If you’re looking for a lakeside brewery and restaurant hotspot check out the Amsterdam BrewHouse. It’s a staggering 14,000-square foot restaurant that seats over 500 guests. So it’s not a place that you particularly need to book ahead. But it does indeed get busy. We indulged in a calorie-heavy lunchtime, building up our reserves for a frantic first day in Toronto. We made good measure of the drinks with a tasting flight, and ordered the lemon chicken schnitzel, buffalo cauliflower and brisket cheese burger. The schnitzel was my favourite here, and also the favourite of the many schnitzels I have entertained. It’s an ultra-crisp coating with sour notes and a good serve of vegetables underneath. The burger and cauliflower were also decent, slightly salty and slightly tangy, in that order. Amsterdam BrewHouse is handy spot with good views on a clear day, so a most worthy drinking hub despite a touristy locale.

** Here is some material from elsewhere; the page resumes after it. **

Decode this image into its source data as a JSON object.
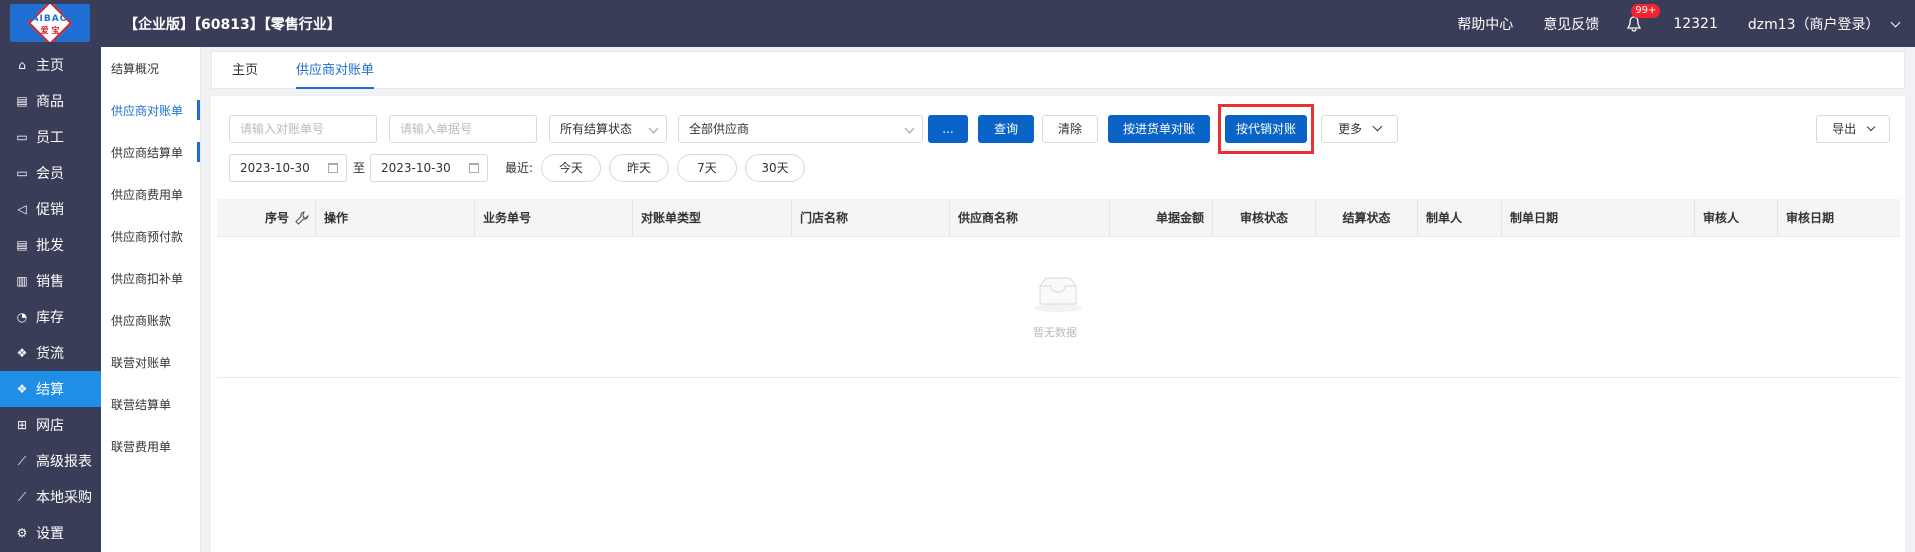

The buffalo cauliflower ($12) was our side dish, and it provided a nice alternative to the usual fried options you get in bar-type places. I still got fries though. The cauliflower florets are beer battered and served in a buffalo sauce with a dill house dressing for contrast (and cooling). I’m sometimes a fan of the buffalo sauce, but here it gets just a bit too zesty for my tastes. Joey was a fan. The cauliflower was plenty nice though.
The lemon chicken schnitzel ($19) was the winner for the day, with a house-made “spent grain” breading. The crumb is quite something special. The schnitzel is served atop of a bed of fingerling potatoes, sautéed rapini, grilled lemon and capers. Most of this was eaten right up my friend Joey, and it’s one you’d also be hesitant to share too. The approach of the schnitzel is an indulgent and modern one, which is a welcome departure from the usual (dare I say) bland(er) schnitzels you get in more authentic places. It’s a good sized serve here, though most of Amsterdam BrewHouse is a bit pricey given the location.
My order was the (dare I say, safe) choice of the Ontario beef brisket cheese burger ($14.50) with scallion aioli and pickle. The brisket ending up being more patty-like then anticipated, but it was still an alright burger. The bun is brioche in nature and toasted well, so no sog issues. There’s a decent quantity of meat and the side of fries were also pleasant.
I also felt thematic and went for one of the beer tasting flights. This had four brews, some which are made in the restaurant itself. But I’m no beer snob so can offer no valuable commentary. But food-wise, yeah, Amsterdam BrewHouse is worth checking out.